BEGIN
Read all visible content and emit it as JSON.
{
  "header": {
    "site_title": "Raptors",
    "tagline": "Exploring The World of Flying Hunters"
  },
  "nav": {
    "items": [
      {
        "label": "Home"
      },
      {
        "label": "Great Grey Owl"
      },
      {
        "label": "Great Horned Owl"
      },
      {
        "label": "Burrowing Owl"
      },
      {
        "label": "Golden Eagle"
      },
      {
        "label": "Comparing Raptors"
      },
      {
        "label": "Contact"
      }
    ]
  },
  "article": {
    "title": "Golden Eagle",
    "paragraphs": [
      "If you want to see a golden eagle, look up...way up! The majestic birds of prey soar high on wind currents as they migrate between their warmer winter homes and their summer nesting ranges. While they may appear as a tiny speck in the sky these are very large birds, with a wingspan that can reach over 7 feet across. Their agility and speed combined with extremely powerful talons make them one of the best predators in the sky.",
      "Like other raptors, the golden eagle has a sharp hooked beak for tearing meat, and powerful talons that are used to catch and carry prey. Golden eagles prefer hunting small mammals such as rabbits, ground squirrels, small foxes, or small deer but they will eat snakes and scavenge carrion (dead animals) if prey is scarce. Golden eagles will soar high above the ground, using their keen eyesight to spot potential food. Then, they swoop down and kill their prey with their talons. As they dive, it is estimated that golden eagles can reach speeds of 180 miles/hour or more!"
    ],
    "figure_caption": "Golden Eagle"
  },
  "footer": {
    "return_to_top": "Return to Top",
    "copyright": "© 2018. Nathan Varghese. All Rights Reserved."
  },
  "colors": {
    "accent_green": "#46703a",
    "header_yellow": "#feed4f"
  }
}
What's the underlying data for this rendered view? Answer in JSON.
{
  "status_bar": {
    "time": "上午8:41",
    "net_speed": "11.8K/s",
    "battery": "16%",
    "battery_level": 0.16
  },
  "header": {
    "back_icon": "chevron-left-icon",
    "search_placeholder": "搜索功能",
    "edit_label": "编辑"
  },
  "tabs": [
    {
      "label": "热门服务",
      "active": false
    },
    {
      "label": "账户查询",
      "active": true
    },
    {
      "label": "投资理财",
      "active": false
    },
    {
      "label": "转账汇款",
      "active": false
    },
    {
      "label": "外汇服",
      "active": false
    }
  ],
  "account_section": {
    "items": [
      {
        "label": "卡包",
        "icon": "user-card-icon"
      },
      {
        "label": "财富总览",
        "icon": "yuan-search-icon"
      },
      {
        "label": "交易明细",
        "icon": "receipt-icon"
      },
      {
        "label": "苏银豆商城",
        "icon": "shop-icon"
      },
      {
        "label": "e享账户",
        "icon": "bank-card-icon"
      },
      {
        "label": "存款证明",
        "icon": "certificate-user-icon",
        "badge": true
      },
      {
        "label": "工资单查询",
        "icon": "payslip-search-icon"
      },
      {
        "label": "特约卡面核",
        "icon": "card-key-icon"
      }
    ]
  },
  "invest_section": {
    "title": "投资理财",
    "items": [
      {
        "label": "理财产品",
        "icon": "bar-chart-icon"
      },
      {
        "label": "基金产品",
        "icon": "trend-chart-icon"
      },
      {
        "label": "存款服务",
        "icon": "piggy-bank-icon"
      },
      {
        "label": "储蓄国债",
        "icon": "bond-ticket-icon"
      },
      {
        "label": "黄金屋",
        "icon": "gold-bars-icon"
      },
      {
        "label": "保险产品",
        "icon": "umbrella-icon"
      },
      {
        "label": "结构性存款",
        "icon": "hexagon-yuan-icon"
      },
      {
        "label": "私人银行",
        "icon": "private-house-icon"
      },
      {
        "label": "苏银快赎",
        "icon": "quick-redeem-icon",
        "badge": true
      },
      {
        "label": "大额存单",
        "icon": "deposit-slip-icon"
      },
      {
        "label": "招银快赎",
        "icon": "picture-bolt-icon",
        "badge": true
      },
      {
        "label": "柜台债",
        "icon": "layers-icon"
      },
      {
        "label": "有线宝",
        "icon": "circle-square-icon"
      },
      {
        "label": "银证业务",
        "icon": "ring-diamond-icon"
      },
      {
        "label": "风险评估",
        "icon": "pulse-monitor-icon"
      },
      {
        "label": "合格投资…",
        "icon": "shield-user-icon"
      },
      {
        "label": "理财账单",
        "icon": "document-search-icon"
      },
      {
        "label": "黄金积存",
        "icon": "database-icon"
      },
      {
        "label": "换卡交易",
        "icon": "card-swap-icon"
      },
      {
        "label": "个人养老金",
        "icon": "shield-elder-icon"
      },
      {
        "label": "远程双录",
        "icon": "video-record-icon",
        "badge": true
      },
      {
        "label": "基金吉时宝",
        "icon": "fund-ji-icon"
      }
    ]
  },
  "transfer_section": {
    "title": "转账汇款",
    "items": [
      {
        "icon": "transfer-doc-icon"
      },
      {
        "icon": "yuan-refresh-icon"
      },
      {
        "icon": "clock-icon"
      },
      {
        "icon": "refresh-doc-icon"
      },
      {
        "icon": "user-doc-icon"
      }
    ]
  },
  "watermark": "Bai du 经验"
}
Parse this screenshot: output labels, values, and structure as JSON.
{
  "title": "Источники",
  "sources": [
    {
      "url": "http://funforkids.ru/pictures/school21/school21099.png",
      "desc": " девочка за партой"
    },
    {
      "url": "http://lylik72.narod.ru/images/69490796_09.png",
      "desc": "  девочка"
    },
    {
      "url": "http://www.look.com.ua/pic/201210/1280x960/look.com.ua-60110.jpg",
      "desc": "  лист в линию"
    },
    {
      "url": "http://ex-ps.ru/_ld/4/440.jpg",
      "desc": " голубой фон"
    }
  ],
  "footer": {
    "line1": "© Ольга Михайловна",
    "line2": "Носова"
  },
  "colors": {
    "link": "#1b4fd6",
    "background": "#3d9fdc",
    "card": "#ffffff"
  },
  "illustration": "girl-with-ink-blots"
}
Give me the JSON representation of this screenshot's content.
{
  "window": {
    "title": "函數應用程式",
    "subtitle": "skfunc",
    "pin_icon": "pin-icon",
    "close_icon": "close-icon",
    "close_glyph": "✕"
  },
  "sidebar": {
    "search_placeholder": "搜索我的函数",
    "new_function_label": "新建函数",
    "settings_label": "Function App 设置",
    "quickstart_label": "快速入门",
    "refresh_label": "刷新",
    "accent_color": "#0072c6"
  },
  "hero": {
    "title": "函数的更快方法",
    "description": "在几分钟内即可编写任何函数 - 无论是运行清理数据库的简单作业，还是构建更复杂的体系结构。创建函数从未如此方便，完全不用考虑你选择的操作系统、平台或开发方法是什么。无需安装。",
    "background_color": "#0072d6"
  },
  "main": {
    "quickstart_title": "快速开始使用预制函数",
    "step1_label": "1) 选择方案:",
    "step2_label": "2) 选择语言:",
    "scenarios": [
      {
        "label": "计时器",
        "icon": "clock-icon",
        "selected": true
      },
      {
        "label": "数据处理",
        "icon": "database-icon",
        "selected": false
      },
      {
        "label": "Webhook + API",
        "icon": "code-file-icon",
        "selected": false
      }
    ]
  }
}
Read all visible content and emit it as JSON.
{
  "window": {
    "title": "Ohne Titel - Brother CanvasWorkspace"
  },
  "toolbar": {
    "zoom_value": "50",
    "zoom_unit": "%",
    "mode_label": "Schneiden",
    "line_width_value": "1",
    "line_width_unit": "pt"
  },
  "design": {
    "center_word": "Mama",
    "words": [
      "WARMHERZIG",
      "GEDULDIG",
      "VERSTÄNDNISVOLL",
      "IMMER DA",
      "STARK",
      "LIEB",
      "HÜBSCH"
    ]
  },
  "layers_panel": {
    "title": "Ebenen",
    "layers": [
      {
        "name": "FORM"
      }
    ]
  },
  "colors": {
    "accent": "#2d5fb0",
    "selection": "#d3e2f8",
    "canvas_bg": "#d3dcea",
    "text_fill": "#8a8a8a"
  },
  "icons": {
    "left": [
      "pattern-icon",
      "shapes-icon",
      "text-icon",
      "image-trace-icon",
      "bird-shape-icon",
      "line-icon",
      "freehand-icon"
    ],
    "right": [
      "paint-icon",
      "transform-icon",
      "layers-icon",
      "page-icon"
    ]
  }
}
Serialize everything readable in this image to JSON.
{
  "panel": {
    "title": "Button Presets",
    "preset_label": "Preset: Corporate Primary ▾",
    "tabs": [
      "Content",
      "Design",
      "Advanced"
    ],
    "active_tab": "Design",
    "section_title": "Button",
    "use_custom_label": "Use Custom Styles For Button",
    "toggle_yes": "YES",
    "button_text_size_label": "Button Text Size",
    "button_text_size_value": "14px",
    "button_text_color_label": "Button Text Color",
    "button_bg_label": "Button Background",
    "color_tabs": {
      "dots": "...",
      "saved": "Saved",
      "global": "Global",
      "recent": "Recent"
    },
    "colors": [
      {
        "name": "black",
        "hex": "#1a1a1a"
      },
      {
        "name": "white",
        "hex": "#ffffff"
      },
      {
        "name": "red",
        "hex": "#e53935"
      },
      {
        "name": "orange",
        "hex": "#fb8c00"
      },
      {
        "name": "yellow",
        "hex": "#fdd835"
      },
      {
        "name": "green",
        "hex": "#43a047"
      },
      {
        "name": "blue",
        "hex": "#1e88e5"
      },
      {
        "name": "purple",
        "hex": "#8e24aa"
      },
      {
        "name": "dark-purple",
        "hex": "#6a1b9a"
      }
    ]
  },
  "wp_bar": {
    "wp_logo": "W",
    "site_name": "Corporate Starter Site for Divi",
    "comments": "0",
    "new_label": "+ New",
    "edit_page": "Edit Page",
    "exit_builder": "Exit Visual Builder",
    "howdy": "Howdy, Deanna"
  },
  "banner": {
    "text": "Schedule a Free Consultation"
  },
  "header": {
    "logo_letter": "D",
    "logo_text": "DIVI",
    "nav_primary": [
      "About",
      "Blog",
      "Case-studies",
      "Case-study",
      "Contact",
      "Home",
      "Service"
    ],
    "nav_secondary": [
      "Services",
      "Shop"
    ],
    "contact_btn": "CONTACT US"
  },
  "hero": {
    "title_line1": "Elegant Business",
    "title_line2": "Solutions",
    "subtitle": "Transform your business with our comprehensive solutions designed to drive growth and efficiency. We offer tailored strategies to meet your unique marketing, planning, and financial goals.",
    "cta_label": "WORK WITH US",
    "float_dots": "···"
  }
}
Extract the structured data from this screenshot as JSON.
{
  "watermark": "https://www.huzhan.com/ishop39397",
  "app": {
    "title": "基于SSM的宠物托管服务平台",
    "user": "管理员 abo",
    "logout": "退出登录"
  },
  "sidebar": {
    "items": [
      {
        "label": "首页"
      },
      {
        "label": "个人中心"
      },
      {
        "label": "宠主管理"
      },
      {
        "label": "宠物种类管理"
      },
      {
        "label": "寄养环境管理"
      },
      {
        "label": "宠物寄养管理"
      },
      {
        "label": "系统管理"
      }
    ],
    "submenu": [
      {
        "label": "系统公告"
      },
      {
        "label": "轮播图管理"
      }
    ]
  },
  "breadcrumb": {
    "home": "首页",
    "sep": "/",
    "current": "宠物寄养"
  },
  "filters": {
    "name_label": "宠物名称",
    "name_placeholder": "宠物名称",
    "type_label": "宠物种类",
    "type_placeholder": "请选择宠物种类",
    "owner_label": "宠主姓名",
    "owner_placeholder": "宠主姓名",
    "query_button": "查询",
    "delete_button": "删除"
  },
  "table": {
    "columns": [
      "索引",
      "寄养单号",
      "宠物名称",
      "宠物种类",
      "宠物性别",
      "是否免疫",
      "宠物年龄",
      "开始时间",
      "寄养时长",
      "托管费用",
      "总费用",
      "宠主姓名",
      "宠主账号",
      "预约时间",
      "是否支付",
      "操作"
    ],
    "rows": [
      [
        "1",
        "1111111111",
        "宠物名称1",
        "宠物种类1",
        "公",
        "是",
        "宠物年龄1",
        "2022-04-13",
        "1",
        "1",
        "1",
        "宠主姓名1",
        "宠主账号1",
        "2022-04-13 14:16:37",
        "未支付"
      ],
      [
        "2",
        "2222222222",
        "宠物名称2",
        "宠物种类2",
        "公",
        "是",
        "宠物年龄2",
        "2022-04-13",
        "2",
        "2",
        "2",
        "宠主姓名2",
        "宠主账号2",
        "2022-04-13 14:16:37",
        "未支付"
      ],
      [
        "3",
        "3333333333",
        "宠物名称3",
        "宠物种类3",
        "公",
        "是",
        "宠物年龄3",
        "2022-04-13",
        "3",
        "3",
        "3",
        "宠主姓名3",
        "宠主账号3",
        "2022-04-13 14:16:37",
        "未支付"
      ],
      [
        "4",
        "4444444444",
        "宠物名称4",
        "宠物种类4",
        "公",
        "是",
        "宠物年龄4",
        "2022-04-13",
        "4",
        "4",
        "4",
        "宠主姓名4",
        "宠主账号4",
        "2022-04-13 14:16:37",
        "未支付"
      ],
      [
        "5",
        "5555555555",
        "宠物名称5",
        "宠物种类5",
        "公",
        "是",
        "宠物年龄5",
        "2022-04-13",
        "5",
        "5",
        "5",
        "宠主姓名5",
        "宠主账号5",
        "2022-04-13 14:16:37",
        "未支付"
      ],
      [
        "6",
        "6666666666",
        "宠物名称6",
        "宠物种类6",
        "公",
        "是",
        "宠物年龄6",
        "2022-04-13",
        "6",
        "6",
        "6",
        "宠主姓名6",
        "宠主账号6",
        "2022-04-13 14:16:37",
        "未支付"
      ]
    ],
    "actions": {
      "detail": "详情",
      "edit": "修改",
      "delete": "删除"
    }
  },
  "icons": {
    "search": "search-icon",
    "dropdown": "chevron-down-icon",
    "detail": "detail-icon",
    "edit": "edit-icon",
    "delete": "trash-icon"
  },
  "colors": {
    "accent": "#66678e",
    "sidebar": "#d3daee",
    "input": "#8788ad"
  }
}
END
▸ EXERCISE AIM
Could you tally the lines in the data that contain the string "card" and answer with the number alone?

▸ SOLUTION FOR THIS EXERCISE
5